- _WORK TO COMPLETE_: Whenever a line contains the string "this", copy it out of the entries.

- _GIVEN DATA_:
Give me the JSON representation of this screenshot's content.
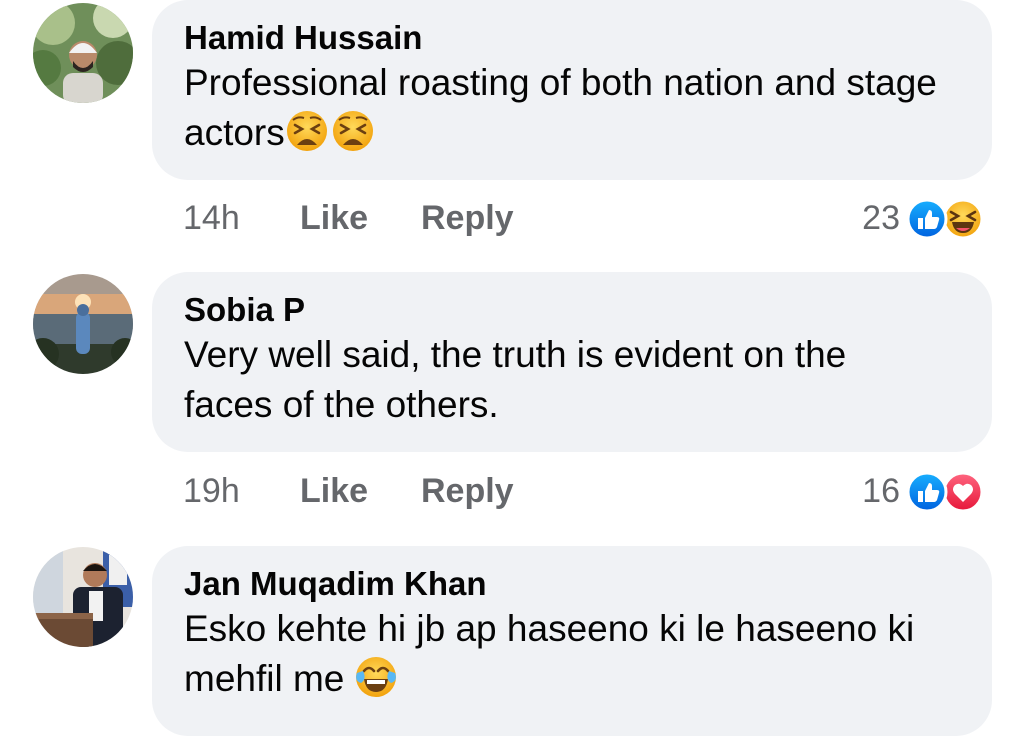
{
  "comments": [
    {
      "author": "Hamid Hussain",
      "text": "Professional roasting of both nation and stage actors",
      "emojis": [
        "weary-face",
        "weary-face"
      ],
      "time": "14h",
      "like_label": "Like",
      "reply_label": "Reply",
      "reaction_count": "23",
      "reactions": [
        "like-reaction",
        "haha-reaction"
      ]
    },
    {
      "author": "Sobia P",
      "text": "Very well said, the truth is evident on the faces of the others.",
      "emojis": [],
      "time": "19h",
      "like_label": "Like",
      "reply_label": "Reply",
      "reaction_count": "16",
      "reactions": [
        "like-reaction",
        "love-reaction"
      ]
    },
    {
      "author": "Jan Muqadim Khan",
      "text": "Esko kehte hi jb ap haseeno ki le haseeno ki mehfil me",
      "emojis": [
        "tears-of-joy"
      ]
    }
  ],
  "colors": {
    "bubble": "#f0f2f5",
    "meta_text": "#65676b",
    "like_blue": "#1877f2",
    "love_red": "#f33e58",
    "emoji_yellow": "#f7b125"
  }
}
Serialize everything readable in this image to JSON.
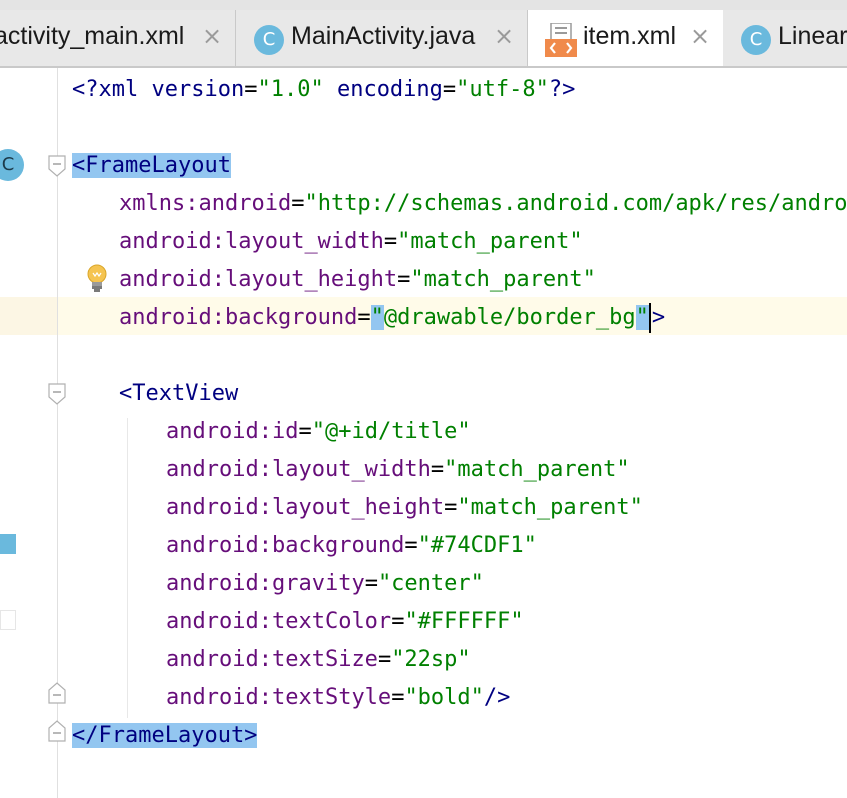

- _SOLVED PROBLEM_:
Give me the JSON representation of this screenshot's content.
Serialize everything readable in this image to JSON.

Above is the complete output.